The prospect of the entirely constitutional SNP gaining a hefty mandate at the ballot box is spoken in Westminster as being a clear and present danger to the Realm.

The lexicon of subversion is being deployed to describe the scenario where citizens of the United Kingdom vote in a British General Election for a legal, political party.

Just consider that for a moment dear reader.

For the avoidance of doubt Nicola Sturgeon and her duly elected colleagues are not the South Armagh Brigade.

In this decade of centenaries in Ireland, I think that the UK General Election of 2015 could cause a similar seismic tremor as the one in 1918did here in Ireland.

All analogies ultimately fail, but the Irish Parliamentary Party was destroyed by the post-Easter Rising Sinn Féin.

Redmond’s party was the local bulwark against the local separatists.

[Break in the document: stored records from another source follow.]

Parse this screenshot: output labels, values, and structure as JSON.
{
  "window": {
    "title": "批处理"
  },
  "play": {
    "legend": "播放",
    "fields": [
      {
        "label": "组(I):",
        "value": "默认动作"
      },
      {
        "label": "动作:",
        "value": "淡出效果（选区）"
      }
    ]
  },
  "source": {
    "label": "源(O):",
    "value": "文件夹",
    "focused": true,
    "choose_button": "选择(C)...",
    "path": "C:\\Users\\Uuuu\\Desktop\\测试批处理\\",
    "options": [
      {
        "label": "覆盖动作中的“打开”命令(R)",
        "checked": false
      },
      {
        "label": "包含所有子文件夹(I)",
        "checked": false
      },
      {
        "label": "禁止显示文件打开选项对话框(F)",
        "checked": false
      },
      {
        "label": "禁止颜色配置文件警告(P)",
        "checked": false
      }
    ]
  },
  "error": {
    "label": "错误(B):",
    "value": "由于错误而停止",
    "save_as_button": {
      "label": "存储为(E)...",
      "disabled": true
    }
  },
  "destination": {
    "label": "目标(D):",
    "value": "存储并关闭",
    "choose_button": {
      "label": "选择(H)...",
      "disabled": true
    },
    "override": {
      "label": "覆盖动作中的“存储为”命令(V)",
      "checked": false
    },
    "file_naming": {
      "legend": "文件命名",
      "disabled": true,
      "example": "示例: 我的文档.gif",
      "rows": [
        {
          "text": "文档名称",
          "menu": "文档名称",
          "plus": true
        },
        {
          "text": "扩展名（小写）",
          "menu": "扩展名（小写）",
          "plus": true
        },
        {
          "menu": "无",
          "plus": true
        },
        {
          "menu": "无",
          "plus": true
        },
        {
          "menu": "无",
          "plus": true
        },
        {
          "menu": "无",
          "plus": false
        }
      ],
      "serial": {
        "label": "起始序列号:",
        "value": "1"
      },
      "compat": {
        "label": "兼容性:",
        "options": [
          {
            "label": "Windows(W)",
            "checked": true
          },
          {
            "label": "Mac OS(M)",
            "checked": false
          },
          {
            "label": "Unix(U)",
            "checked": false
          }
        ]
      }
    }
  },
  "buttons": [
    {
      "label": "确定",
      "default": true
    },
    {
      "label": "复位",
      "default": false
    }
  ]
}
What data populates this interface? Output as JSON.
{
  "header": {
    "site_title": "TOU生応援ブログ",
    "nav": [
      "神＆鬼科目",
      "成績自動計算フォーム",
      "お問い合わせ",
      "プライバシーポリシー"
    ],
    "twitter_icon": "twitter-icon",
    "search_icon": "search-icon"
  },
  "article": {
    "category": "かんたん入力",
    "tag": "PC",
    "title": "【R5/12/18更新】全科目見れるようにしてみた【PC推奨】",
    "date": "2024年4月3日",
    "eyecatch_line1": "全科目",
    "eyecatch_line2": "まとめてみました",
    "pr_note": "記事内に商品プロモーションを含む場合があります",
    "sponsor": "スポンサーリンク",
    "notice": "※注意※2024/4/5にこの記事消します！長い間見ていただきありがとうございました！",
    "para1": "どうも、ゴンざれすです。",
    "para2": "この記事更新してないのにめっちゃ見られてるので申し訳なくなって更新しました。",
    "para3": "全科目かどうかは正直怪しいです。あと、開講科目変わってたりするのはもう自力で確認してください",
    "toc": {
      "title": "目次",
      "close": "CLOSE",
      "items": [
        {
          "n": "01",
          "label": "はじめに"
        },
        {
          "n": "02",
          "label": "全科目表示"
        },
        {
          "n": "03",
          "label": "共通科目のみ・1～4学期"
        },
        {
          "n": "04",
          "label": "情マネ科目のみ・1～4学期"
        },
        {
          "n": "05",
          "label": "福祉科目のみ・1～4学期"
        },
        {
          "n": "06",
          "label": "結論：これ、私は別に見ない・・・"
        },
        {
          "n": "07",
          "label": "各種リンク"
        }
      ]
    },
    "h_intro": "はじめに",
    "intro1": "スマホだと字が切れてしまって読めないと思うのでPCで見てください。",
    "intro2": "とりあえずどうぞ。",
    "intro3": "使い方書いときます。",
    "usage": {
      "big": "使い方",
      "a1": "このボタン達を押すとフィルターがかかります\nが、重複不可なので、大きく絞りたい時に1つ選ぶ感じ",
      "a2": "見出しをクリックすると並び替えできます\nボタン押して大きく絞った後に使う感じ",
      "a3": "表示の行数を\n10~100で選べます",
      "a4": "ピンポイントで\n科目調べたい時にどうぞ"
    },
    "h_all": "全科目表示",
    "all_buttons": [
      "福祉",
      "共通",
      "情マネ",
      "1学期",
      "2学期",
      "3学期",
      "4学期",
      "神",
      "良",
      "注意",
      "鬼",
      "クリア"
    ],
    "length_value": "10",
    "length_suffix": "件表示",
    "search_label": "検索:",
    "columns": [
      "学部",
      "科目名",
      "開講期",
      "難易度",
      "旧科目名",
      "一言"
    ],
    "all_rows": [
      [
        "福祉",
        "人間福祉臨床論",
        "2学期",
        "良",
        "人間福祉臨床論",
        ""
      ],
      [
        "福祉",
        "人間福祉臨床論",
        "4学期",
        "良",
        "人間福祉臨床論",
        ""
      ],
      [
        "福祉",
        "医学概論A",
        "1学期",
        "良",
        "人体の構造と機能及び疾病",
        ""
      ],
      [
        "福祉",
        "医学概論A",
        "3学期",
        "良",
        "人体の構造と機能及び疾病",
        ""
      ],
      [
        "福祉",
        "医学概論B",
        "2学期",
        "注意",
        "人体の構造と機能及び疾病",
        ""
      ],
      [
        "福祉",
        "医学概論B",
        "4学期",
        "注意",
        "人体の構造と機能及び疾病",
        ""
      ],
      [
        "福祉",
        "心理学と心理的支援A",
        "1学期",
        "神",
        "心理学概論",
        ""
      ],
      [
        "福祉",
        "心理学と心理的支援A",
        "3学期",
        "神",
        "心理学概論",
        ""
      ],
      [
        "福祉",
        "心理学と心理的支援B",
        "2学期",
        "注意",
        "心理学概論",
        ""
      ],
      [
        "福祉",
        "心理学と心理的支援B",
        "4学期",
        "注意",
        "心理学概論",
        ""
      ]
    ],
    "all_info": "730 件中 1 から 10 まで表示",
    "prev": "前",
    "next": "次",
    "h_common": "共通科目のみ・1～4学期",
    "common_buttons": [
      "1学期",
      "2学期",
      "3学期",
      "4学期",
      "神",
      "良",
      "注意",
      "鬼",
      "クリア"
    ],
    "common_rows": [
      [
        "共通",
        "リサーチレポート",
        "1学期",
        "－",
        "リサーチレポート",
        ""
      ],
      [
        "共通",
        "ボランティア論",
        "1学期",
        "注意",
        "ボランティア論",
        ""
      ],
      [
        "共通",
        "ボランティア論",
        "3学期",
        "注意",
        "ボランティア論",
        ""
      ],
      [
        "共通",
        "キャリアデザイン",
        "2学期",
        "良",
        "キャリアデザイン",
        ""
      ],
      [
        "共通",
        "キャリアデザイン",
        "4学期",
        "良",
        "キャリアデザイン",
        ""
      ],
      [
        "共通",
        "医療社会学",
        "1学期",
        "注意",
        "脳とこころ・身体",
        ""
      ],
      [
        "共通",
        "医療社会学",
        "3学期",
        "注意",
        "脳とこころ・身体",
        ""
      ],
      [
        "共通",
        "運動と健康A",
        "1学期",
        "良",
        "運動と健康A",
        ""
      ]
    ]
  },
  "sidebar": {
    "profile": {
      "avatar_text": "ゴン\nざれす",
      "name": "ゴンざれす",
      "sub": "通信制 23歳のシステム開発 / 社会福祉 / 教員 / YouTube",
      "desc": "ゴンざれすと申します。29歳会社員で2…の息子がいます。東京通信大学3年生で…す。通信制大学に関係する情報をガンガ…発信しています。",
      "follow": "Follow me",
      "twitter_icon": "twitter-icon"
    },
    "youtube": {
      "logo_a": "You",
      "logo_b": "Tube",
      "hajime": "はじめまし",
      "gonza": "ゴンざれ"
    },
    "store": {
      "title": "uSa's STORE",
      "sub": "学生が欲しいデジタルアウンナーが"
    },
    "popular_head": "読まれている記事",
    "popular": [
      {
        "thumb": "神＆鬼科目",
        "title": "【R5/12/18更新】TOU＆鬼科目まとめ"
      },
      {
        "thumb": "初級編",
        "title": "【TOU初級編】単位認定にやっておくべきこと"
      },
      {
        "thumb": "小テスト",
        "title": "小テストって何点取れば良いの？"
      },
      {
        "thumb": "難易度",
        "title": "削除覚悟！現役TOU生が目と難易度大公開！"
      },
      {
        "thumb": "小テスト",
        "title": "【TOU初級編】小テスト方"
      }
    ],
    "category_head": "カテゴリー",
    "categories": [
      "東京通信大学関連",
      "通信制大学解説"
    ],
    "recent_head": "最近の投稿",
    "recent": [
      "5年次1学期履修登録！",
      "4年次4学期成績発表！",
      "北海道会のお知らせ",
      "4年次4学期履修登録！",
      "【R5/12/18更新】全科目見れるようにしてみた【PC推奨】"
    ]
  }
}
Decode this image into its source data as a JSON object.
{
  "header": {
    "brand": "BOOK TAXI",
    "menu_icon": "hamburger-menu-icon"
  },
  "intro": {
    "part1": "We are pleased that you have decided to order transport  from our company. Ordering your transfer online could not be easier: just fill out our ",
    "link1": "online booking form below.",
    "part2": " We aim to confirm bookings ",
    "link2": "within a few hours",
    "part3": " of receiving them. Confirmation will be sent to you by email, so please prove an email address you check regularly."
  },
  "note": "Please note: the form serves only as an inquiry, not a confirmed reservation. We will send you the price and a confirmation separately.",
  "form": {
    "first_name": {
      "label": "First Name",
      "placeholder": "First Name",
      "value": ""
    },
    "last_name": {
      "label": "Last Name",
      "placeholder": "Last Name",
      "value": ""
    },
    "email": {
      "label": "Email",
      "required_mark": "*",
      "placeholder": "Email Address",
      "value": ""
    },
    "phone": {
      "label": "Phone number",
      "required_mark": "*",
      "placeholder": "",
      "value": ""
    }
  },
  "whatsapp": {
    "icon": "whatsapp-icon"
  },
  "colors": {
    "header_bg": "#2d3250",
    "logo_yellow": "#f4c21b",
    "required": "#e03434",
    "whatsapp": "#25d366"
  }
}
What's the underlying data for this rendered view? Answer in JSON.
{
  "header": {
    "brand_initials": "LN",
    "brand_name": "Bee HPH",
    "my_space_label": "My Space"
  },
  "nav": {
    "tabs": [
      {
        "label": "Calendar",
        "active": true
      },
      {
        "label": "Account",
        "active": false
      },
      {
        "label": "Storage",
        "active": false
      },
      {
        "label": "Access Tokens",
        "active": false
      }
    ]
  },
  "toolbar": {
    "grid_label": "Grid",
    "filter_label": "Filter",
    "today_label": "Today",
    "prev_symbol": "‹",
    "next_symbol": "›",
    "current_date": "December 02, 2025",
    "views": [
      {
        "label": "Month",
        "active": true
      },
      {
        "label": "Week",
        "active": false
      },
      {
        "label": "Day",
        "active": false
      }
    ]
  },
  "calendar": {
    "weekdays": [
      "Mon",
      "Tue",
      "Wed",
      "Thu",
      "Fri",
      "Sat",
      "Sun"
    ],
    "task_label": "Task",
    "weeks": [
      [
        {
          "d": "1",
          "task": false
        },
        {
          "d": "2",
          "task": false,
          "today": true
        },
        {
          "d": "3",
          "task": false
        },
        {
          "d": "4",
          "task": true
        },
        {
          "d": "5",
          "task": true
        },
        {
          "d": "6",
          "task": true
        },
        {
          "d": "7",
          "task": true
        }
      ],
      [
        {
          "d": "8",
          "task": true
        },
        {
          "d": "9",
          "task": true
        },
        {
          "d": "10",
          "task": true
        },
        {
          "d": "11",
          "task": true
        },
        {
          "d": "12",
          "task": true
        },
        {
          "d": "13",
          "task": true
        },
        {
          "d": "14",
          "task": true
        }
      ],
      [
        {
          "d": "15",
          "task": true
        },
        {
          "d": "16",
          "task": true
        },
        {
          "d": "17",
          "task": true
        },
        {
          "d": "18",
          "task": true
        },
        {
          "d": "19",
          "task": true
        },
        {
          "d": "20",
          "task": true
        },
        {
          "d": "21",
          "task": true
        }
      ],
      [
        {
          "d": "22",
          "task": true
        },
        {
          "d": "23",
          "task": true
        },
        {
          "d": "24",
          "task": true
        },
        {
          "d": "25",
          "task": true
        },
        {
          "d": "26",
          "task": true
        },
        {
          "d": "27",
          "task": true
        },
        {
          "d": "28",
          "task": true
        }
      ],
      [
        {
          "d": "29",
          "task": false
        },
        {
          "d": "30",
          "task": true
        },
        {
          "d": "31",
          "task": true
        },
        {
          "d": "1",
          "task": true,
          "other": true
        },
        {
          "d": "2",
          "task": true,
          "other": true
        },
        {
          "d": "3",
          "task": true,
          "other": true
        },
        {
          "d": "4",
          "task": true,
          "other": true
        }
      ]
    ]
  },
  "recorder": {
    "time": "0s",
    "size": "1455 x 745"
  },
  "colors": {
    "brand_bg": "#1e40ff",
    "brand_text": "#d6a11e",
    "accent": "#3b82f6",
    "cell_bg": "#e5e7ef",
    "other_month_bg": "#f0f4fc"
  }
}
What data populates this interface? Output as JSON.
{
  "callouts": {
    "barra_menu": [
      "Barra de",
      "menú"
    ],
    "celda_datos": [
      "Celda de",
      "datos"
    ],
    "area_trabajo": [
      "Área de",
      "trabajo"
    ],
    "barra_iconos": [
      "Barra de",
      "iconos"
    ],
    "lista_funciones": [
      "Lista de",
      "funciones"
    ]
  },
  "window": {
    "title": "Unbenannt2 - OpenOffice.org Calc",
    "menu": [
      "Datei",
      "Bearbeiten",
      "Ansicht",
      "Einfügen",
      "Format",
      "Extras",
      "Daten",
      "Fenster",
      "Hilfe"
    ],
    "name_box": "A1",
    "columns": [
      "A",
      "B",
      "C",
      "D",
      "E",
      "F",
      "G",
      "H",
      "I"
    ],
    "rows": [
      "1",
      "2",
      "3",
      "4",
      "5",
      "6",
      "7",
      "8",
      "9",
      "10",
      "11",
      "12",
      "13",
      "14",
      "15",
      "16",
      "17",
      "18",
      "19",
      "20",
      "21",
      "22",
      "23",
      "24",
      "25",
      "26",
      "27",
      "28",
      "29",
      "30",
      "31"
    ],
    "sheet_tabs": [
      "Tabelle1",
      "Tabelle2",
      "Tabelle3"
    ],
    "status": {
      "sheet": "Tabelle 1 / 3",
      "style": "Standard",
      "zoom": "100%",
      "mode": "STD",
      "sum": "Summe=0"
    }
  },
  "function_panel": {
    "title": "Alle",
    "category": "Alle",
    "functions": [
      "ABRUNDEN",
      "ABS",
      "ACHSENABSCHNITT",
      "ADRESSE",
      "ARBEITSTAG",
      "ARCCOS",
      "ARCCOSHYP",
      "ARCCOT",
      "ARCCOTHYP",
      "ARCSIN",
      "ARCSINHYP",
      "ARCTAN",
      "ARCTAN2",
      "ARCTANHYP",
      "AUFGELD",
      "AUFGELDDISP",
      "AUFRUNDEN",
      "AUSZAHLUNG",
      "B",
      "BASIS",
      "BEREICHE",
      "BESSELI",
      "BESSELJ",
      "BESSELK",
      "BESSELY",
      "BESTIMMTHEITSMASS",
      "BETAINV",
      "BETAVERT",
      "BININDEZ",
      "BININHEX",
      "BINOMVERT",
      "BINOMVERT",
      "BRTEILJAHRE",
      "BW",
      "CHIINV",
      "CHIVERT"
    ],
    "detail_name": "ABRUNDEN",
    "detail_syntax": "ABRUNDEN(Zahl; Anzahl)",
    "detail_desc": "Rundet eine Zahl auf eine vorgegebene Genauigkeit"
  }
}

The victory of the Better Together folk last September is now looking increasingly Pyrrhic.

Since 1955, the Conservative Party in Scotland has not won a majority of Scottish seats in a General election.

The idea that could ever happen again is risible.

They currently have one.

It is the Labour Party that holds the standard for dear old Blighty north of the Border.

The Daily Mail now talks openly about tactical voting for “pro-Union parties”.

What this means is that the national question in Scotland is now the central issue for politics in Britain.

Rather than extinguishing the demand for separatism the IndyRef result has further fuelled it.

I now expect the Westminster chaps to get seriously devious about the totality of relationships with the Scottish people.

Expect Britannia to waive the rules.

One of the most controversial aspects of the Battle of Agincourt was that the English King ordered the killing of French knights who had been taken prisoner.

This happened while the fighting was still raging.  King Henry told his guys to kill the captives they were guarding and get back into the fray.

This slaughter broke the accepted rules for chivalric combat in the Middle Ages when noblemen would be ransomed back to their own side.

Of course, if taken captive mere commoners had no value and their worthless lives were quickly extinguished there and then.

For the French ruling class to be treated like this on the field of battle was an outrage to the accepted feudal order.

Chaps like Gideon Oliver Osborne expect to rule the rest of us because that is the way it has been for generations.

His father, Sir Peter George Osborne, is the 17th Baronet, of Ballentaylor, in County Tipperary, and Ballylemon, in County Waterford.

No doubt there are times when these election thingies must seem like a terrible waste of time to a chap like Gideon.

All of that ‘asking the oiks what they want’ palaver.

I have just travelled back home to Ireland from Glasgow and in my native east end the once bedrock Labour seat of my childhood is simply no more.

At a family gathering, I was able to speak to several generations of my clan and find out how this whole period had impacted upon their views.

From eighteen to eighty they had all voted in IndyRef.

With the exception of the oldest generation in my family, the Labour brand is now utterly toxic.

I believe that the filial piety of the Glasgow electorate to the People’s Party is now a matter for historians rather than psephologists.

Of course Gideon was incorrect in his budget speech; the French did not have any Scottish allies that bloody day in 1415.

However, if Lord Ashcroft is correct, then the feudal overlords in Westminster are about to lose most their elected native troops north of the border.

Thankfully this defeat will be suffered only at the ballot box, not on the battlefield.

At Agincourt the French Knights found that the boggy terrain did not suit their heavy steeds.

Today the grandees of the Labour Party in Glasgow find themselves suddenly wrong-footed by a pissed off peasantry and an agile media savvy enemy.

In the last TV rammy I witnessed wee Sturgeon found the target with a few Scottish arrows.

At the end of the day the people-well those who turn out and vote-will decide.

Now if a shell shocked Jim Murphy turns up at Westminster with a battered platoon as opposed to a well-armed brigade of pro-union MPs then that will be a truly historic event.

However I doubt the chaps in the Mother of Parliaments will be of a mind to celebrate…

Discover Phil’s dramatic play Rebellion